The chief of U.S. Navy operations says military-to-military relations with China are improving, following a recent incident between an American military ship and Chinese vessels in the South China Sea. The U.S. official is in China to take part in activities marking the 60th anniversary of China's navy.

Admiral Gary Roughead refrained from making any strong criticism of China when he met with reporters in Beijing Sunday.

He said he and Chinese Admiral Wu Shengli did discuss a March encounter between the U.S. military ship Impeccable and Chinese vessels. The U.S. side claims the Impeccable was operating in international waters.
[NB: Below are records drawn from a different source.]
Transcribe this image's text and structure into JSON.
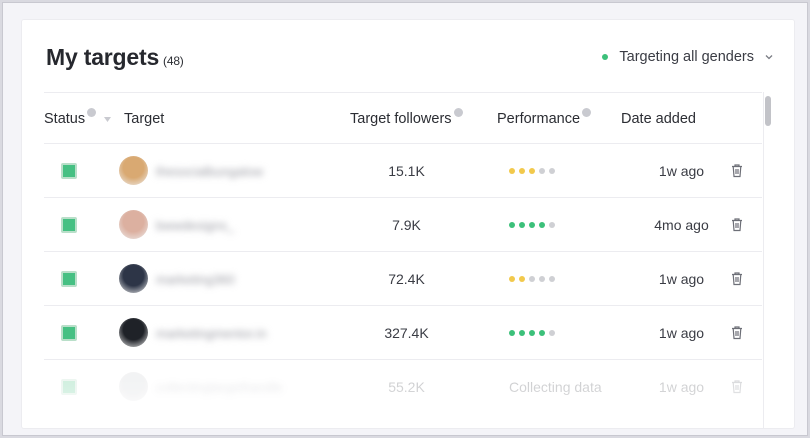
{
  "page": {
    "title": "My targets",
    "count": "(48)"
  },
  "filter": {
    "label": "Targeting all genders",
    "status_color": "#3cc07a"
  },
  "columns": {
    "status": "Status",
    "target": "Target",
    "followers": "Target followers",
    "performance": "Performance",
    "date": "Date added"
  },
  "rows": [
    {
      "handle": "thesocialbungalow",
      "followers": "15.1K",
      "performance_level": 3,
      "performance_max": 5,
      "performance_color": "#f2c94c",
      "date": "1w ago",
      "avatar_color": "#d9a972",
      "checked": true
    },
    {
      "handle": "bwwdesigns_",
      "followers": "7.9K",
      "performance_level": 4,
      "performance_max": 5,
      "performance_color": "#3cc07a",
      "date": "4mo ago",
      "avatar_color": "#dcb0a0",
      "checked": true
    },
    {
      "handle": "marketing360",
      "followers": "72.4K",
      "performance_level": 2,
      "performance_max": 5,
      "performance_color": "#f2c94c",
      "date": "1w ago",
      "avatar_color": "#2d3547",
      "checked": true
    },
    {
      "handle": "marketingmentor.in",
      "followers": "327.4K",
      "performance_level": 4,
      "performance_max": 5,
      "performance_color": "#3cc07a",
      "date": "1w ago",
      "avatar_color": "#1f2228",
      "checked": true
    },
    {
      "handle": "collectingtargethandle",
      "followers": "55.2K",
      "performance_text": "Collecting data",
      "date": "1w ago",
      "avatar_color": "#cfd0d4",
      "checked": true
    }
  ],
  "colors": {
    "checkbox_green": "#46c083",
    "dot_empty": "#cfd0d4"
  },
  "icons": {
    "filter_chevron": "chevron-down-icon",
    "sort": "sort-down-icon",
    "info": "info-icon",
    "delete": "trash-icon"
  }
}
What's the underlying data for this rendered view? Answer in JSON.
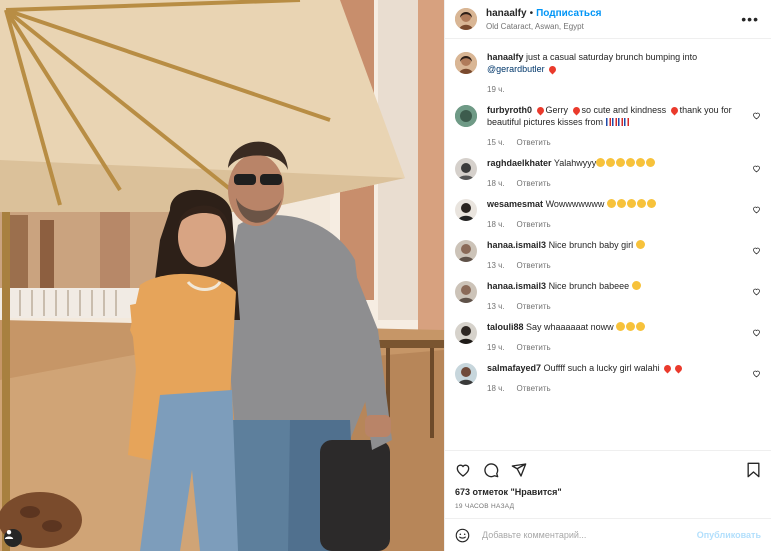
{
  "post": {
    "username": "hanaalfy",
    "follow_label": "Подписаться",
    "location": "Old Cataract, Aswan, Egypt",
    "more_label": "•••",
    "separator": "•"
  },
  "caption": {
    "username": "hanaalfy",
    "text": " just a casual saturday brunch bumping into ",
    "mention": "@gerardbutler",
    "time": "19 ч."
  },
  "comments": [
    {
      "username": "furbyroth0",
      "text": "Gerry",
      "text2": "so cute and kindness",
      "text3": "thank you for beautiful pictures kisses from",
      "time": "15 ч.",
      "reply": "Ответить"
    },
    {
      "username": "raghdaelkhater",
      "text": "Yalahwyyy",
      "time": "18 ч.",
      "reply": "Ответить"
    },
    {
      "username": "wesamesmat",
      "text": "Wowwwwwww",
      "time": "18 ч.",
      "reply": "Ответить"
    },
    {
      "username": "hanaa.ismail3",
      "text": "Nice brunch baby girl",
      "time": "13 ч.",
      "reply": "Ответить"
    },
    {
      "username": "hanaa.ismail3",
      "text": "Nice brunch babeee",
      "time": "13 ч.",
      "reply": "Ответить"
    },
    {
      "username": "talouli88",
      "text": "Say whaaaaaat noww",
      "time": "19 ч.",
      "reply": "Ответить"
    },
    {
      "username": "salmafayed7",
      "text": "Ouffff such a lucky girl walahi",
      "time": "18 ч.",
      "reply": "Ответить"
    }
  ],
  "actions": {
    "likes": "673 отметок \"Нравится\"",
    "time": "19 часов назад",
    "comment_placeholder": "Добавьте комментарий...",
    "post_label": "Опубликовать"
  },
  "icons": {
    "like": "heart-icon",
    "comment": "comment-icon",
    "share": "share-icon",
    "save": "bookmark-icon",
    "emoji": "smiley-icon",
    "more": "more-icon",
    "profile": "profile-icon"
  },
  "colors": {
    "accent": "#0095f6",
    "mention": "#00376b",
    "heart": "#ea3a2c",
    "muted": "#737373"
  }
}
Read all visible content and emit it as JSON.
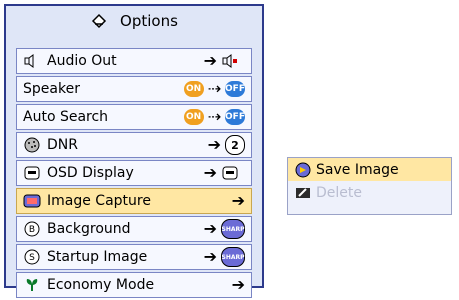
{
  "menu": {
    "title": "Options",
    "items": [
      {
        "label": "Audio Out"
      },
      {
        "label": "Speaker",
        "states": [
          "ON",
          "OFF"
        ]
      },
      {
        "label": "Auto Search",
        "states": [
          "ON",
          "OFF"
        ]
      },
      {
        "label": "DNR",
        "value": "2"
      },
      {
        "label": "OSD Display"
      },
      {
        "label": "Image Capture"
      },
      {
        "label": "Background",
        "value": "SHARP"
      },
      {
        "label": "Startup Image",
        "value": "SHARP"
      },
      {
        "label": "Economy Mode"
      }
    ]
  },
  "submenu": {
    "items": [
      {
        "label": "Save Image"
      },
      {
        "label": "Delete"
      }
    ]
  },
  "colors": {
    "frame": "#2d3a8c",
    "panel": "#dfe6f7",
    "highlight": "#ffe7a3",
    "on": "#f0a020",
    "off": "#2d7ad8"
  },
  "icons": [
    "options-icon",
    "speaker-icon",
    "dnr-icon",
    "osd-icon",
    "image-capture-icon",
    "background-icon",
    "startup-icon",
    "economy-icon",
    "save-image-icon",
    "delete-icon"
  ]
}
The Chinese side claims that the U.S. ship was in China's so-called Exclusive Economic Zone, and needed China's permission.

Roughead downplayed the apparent remaining differences of opinion on the legality of encounters that occur within China's Exclusive Economic Zone.
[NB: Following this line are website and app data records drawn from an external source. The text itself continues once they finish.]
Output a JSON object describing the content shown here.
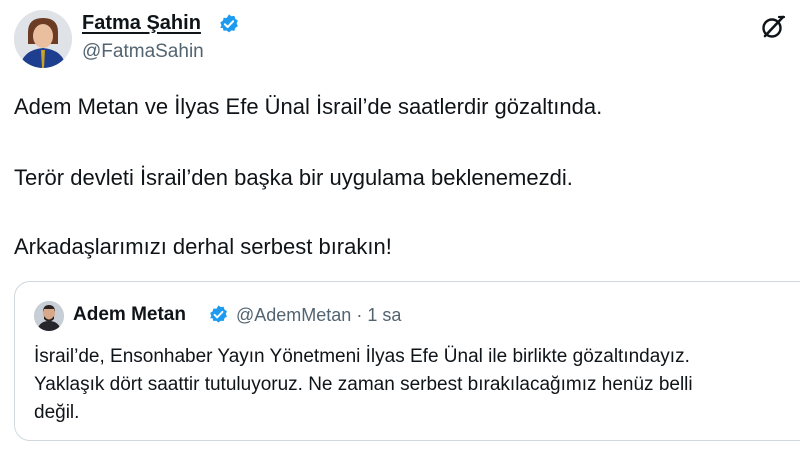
{
  "author": {
    "name": "Fatma Şahin",
    "handle": "@FatmaSahin"
  },
  "tweet": {
    "lines": [
      "Adem Metan ve İlyas Efe Ünal İsrail’de saatlerdir gözaltında.",
      "Terör devleti İsrail’den başka bir uygulama beklenemezdi.",
      "Arkadaşlarımızı derhal serbest bırakın!"
    ]
  },
  "quoted": {
    "name": "Adem Metan",
    "meta": "@AdemMetan · 1 sa",
    "lines": [
      "İsrail’de, Ensonhaber Yayın Yönetmeni İlyas Efe Ünal ile birlikte gözaltındayız.",
      "Yaklaşık dört saattir tutuluyoruz. Ne zaman serbest bırakılacağımız henüz belli",
      "değil."
    ]
  },
  "icons": {
    "verified": "verified-badge-icon",
    "grok": "grok-icon"
  },
  "colors": {
    "text": "#0f1419",
    "secondary": "#536471",
    "verified": "#1d9bf0",
    "border": "#cfd9de"
  }
}
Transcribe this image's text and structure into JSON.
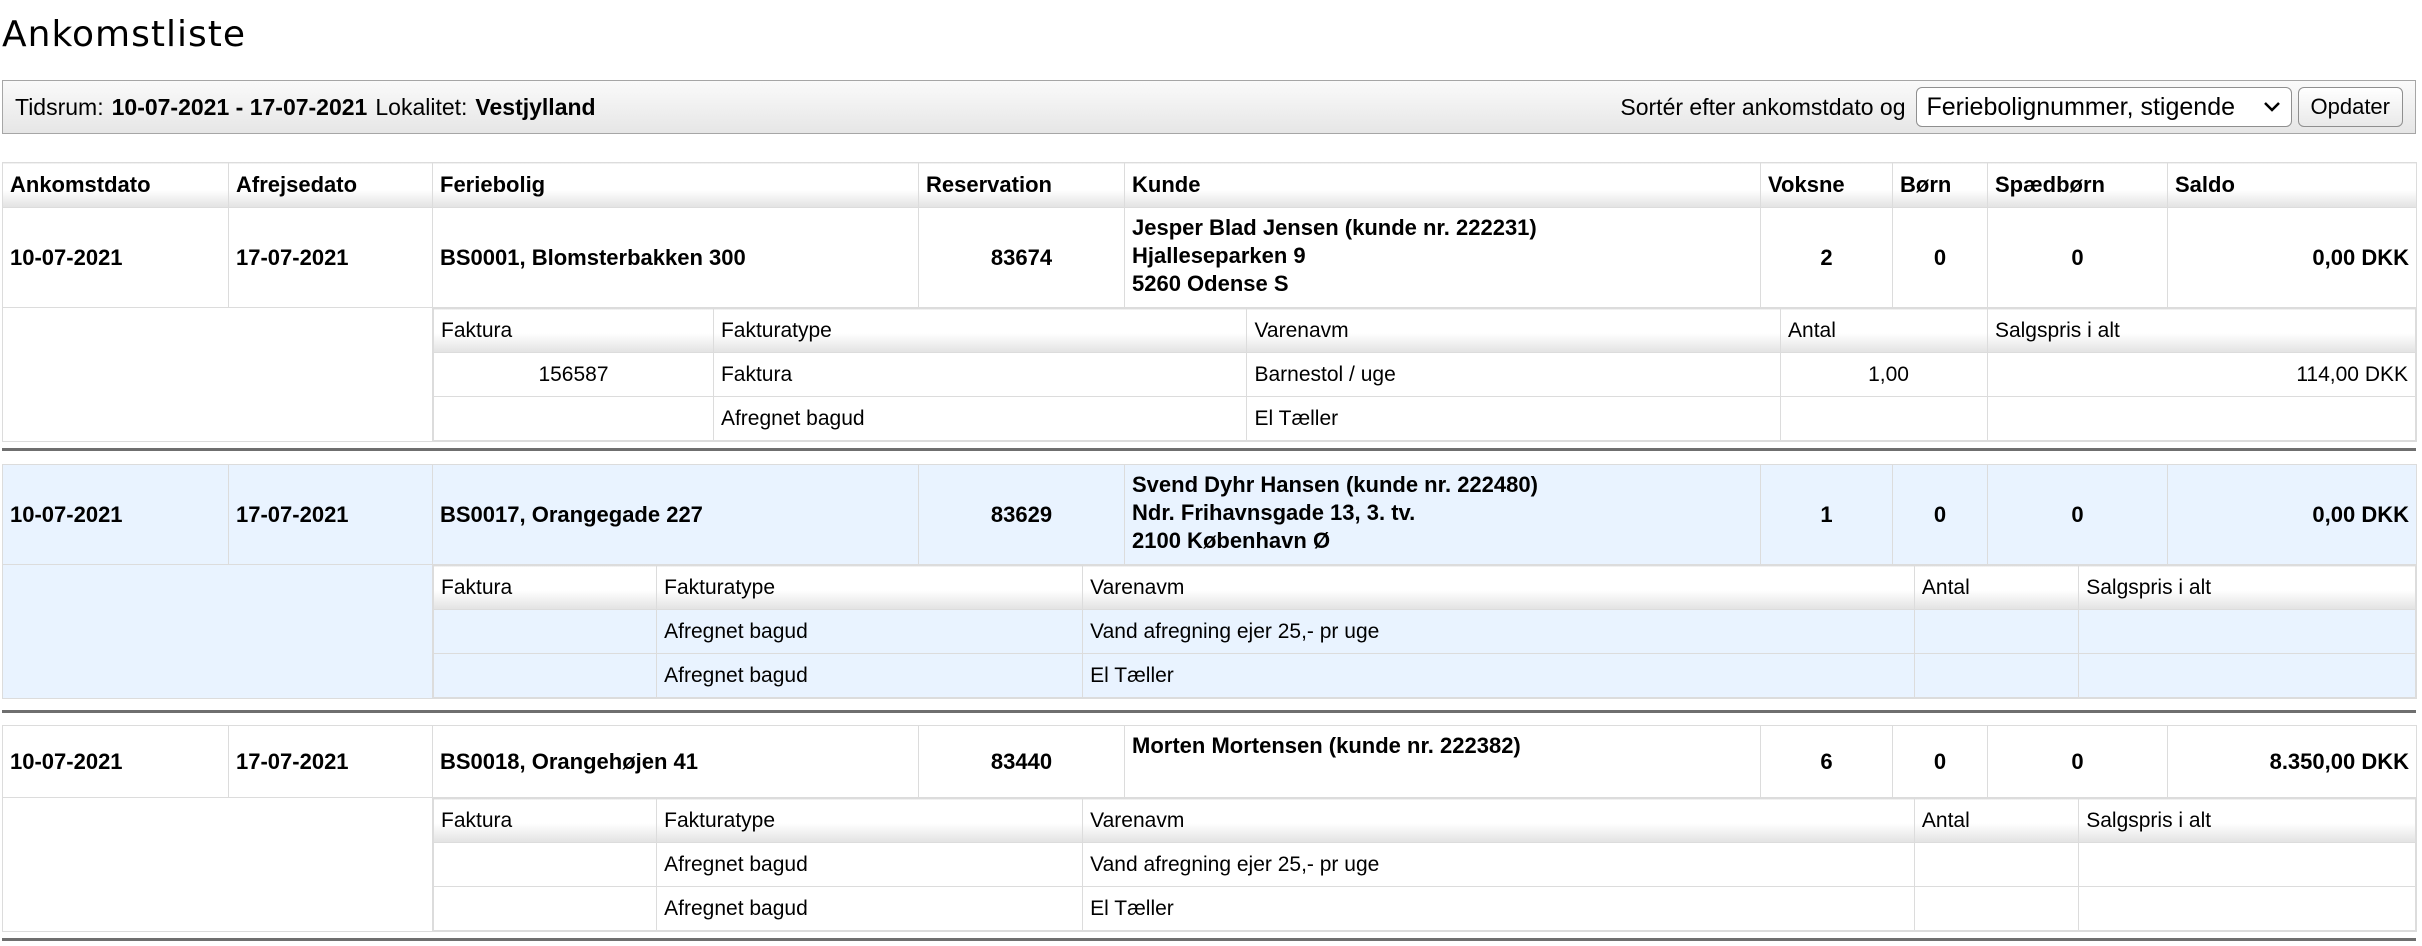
{
  "page": {
    "title": "Ankomstliste"
  },
  "filter": {
    "tidsrum_label": "Tidsrum:",
    "tidsrum_value": "10-07-2021 - 17-07-2021",
    "lokalitet_label": "Lokalitet:",
    "lokalitet_value": "Vestjylland",
    "sort_label": "Sortér efter ankomstdato og",
    "sort_value": "Feriebolignummer, stigende",
    "update_label": "Opdater"
  },
  "columns": [
    "Ankomstdato",
    "Afrejsedato",
    "Feriebolig",
    "Reservation",
    "Kunde",
    "Voksne",
    "Børn",
    "Spædbørn",
    "Saldo"
  ],
  "sub_columns": [
    "Faktura",
    "Fakturatype",
    "Varenavm",
    "Antal",
    "Salgspris i alt"
  ],
  "reservations": [
    {
      "ankomst": "10-07-2021",
      "afrejse": "17-07-2021",
      "feriebolig": "BS0001, Blomsterbakken 300",
      "reservation": "83674",
      "kunde": [
        "Jesper Blad Jensen (kunde nr. 222231)",
        "Hjalleseparken 9",
        "5260 Odense S"
      ],
      "voksne": "2",
      "born": "0",
      "spaedborn": "0",
      "saldo": "0,00 DKK",
      "lines": [
        {
          "faktura": "156587",
          "type": "Faktura",
          "varenavn": "Barnestol / uge",
          "antal": "1,00",
          "pris": "114,00 DKK"
        },
        {
          "faktura": "",
          "type": "Afregnet bagud",
          "varenavn": "El Tæller",
          "antal": "",
          "pris": ""
        }
      ]
    },
    {
      "ankomst": "10-07-2021",
      "afrejse": "17-07-2021",
      "feriebolig": "BS0017, Orangegade 227",
      "reservation": "83629",
      "kunde": [
        "Svend Dyhr Hansen (kunde nr. 222480)",
        "Ndr. Frihavnsgade 13, 3. tv.",
        "2100 København Ø"
      ],
      "voksne": "1",
      "born": "0",
      "spaedborn": "0",
      "saldo": "0,00 DKK",
      "lines": [
        {
          "faktura": "",
          "type": "Afregnet bagud",
          "varenavn": "Vand afregning ejer 25,- pr uge",
          "antal": "",
          "pris": ""
        },
        {
          "faktura": "",
          "type": "Afregnet bagud",
          "varenavn": "El Tæller",
          "antal": "",
          "pris": ""
        }
      ]
    },
    {
      "ankomst": "10-07-2021",
      "afrejse": "17-07-2021",
      "feriebolig": "BS0018, Orangehøjen 41",
      "reservation": "83440",
      "kunde": [
        "Morten Mortensen (kunde nr. 222382)",
        "",
        ""
      ],
      "voksne": "6",
      "born": "0",
      "spaedborn": "0",
      "saldo": "8.350,00 DKK",
      "lines": [
        {
          "faktura": "",
          "type": "Afregnet bagud",
          "varenavn": "Vand afregning ejer 25,- pr uge",
          "antal": "",
          "pris": ""
        },
        {
          "faktura": "",
          "type": "Afregnet bagud",
          "varenavn": "El Tæller",
          "antal": "",
          "pris": ""
        }
      ]
    }
  ]
}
"I come back to the fact that, whereas we may have different interpretations of the operations in an EEZ, it is important that the interactions between our ships, regardless of whether they are navy or any other maritime agency, be professional, safe and do not jeopardize the well being of our sailors," said Roughead.

Roughead said he had what he described as a "good briefing" on the People's Liberation Army's Navy, in a meeting with the Chinese admiral Saturday. He also praised U.S.-China cooperation in counter-piracy efforts off the coast of Somalia.

"I would say that if I had to characterize a topic that we spent more time on than anything else, it was the work that our two navies are doing in the counter-piracy mission," he said. "That is, obviously, very much in the forefront of both of our minds. And it is also the first time that we have operated together that far from China, and with a common real-world mission of counter-piracy."

The U.S. naval official said he is not surprised to see China's navy develop and modernize, along with the country's rapid economic growth. But he again repeated the Pentagon's concerns about transparency.

"We can look at the types of ships, and the types of airplanes, and the numbers of airplanes, and that's interesting and worthy of note, but it is how countries elect to use those capabilities, and what the purposes are that they say, and how they will use them, and how they will interact with other navies," he added.

Roughead did not directly answer questions as to whether U.S.-China military ties are definitely back to normal. But he stressed he and the Chinese admiral will have several opportunities over the next few days to deepen their discussions and talk about how to move relations forward.

The U.S. and Chinese admirals will share an airplane together Sunday, as they both head to the coastal Chinese city of Qingdao to take part in activities this week marking the PLA Navy's 60th anniversary.

Chinese media say 21 naval vessels from 14 countries, including the United States, Russia and South Korea, will join the event.